Once you have all your totals for your expenses, you can get your average spending per week or per month. Split your monthly expenses total into four to get a weekly figure. You’ll need to divide any bills that are quarterly by 13, and divide annual bills by 52. For monthly figures, multiply your weekly expenses by four, split quarterly bills into three and annual bills by 12.
2. Stay On Budget
While seeing what’s going out and coming in can be a bit stressful, look for ways to save so you can stick to your budget. While some costs may be impossible to reduce, like your taxes, you can cut down in certain areas. Generally, your credit cards, household expenses, gas and some of your utilities deserve a second look. Contact creditors to see if you can get a lower rate. Reduce daily unnecessary spending and entertainment splurges, and use that money to pay credit card debt down faster.

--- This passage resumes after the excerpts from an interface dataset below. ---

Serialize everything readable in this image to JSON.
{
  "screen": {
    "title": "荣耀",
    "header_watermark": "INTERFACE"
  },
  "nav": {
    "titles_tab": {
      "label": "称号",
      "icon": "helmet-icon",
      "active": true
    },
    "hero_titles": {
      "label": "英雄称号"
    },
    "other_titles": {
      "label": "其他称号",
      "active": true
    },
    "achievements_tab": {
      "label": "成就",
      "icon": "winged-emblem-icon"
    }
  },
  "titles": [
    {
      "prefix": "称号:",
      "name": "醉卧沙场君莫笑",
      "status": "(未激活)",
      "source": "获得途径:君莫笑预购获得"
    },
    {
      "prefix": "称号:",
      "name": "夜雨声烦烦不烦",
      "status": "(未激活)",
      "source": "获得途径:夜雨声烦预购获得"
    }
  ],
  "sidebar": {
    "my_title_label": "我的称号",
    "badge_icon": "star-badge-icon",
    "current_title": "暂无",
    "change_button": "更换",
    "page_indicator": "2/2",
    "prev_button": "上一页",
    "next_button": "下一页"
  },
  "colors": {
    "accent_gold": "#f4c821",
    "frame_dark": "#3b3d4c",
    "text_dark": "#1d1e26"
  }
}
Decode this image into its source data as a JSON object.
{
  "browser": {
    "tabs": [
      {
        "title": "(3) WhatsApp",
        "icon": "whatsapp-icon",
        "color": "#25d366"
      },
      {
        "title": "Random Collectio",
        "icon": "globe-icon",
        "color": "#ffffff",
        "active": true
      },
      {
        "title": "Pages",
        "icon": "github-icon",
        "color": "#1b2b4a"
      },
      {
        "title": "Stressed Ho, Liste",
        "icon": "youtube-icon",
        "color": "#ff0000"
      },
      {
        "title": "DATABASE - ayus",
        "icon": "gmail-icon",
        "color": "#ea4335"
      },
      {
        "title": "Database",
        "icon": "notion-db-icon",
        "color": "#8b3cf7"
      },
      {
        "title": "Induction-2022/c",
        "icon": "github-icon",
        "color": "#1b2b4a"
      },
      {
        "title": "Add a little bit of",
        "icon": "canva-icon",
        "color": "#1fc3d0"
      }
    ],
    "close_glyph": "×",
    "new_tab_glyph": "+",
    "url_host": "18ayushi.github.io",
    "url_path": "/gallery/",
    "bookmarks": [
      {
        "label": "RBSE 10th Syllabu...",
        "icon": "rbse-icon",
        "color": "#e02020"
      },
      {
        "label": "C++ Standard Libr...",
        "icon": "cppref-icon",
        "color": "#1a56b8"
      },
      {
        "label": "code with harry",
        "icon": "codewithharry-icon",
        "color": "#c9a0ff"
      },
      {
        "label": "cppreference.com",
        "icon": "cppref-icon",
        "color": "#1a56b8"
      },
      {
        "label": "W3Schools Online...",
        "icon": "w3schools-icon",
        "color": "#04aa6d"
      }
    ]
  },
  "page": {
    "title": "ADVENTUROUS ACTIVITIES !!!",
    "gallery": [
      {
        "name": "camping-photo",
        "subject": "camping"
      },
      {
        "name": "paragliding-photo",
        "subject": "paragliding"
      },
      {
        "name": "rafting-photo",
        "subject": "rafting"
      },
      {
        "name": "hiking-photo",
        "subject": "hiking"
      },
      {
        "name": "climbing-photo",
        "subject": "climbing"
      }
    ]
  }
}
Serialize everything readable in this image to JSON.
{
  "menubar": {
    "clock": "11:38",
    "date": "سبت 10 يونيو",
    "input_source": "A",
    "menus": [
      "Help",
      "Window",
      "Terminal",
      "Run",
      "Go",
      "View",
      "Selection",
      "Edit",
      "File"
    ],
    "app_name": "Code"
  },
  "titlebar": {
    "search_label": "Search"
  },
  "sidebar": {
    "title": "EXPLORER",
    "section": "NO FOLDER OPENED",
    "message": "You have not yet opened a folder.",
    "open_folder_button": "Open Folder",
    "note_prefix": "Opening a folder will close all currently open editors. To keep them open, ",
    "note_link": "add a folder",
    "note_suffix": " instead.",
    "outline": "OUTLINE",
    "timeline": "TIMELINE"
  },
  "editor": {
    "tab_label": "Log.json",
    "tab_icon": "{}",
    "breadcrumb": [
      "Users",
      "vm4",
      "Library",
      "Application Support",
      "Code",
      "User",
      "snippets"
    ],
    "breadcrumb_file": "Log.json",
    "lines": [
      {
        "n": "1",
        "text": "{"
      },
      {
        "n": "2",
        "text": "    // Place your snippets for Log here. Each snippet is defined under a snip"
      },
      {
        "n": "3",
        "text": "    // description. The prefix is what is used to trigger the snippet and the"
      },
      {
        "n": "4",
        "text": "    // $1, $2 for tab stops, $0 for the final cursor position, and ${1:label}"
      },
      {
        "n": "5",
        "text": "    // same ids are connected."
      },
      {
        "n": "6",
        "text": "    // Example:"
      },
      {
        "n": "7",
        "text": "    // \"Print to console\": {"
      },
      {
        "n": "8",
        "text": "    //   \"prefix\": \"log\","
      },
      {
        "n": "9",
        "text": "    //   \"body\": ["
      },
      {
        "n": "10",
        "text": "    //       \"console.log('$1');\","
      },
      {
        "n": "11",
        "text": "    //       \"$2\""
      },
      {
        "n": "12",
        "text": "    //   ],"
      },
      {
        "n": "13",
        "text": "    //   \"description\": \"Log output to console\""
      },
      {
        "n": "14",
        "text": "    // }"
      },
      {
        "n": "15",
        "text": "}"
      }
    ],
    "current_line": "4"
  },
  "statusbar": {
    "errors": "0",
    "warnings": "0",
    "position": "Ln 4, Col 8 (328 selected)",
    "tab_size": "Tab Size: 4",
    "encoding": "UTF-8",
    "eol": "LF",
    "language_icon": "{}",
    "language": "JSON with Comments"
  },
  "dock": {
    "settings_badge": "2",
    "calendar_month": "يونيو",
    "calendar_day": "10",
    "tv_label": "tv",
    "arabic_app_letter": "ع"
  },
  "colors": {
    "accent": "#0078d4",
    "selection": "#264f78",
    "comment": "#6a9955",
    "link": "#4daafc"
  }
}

Walk or use public transportation on occasion to save money on gas. Utilities like gas, water and electricity are impacted by how much you consume, so introduce some conservation into your home, like making sure all lights are off when someone leaves a room. For utilities such as your cell phone and cable bill, remove features you’re being charged for but aren’t really using or can live without.
3. Get Yourself Organized
Finances are easier to deal with if you have a system that meets the needs of your household and budget. For instance, you and your spouse could put a set percentage out of each check into your account for expenses and stick to only using the remaining percentage for everyday spending. Work with your spouse to set up a system that works for your wallet and the both of you.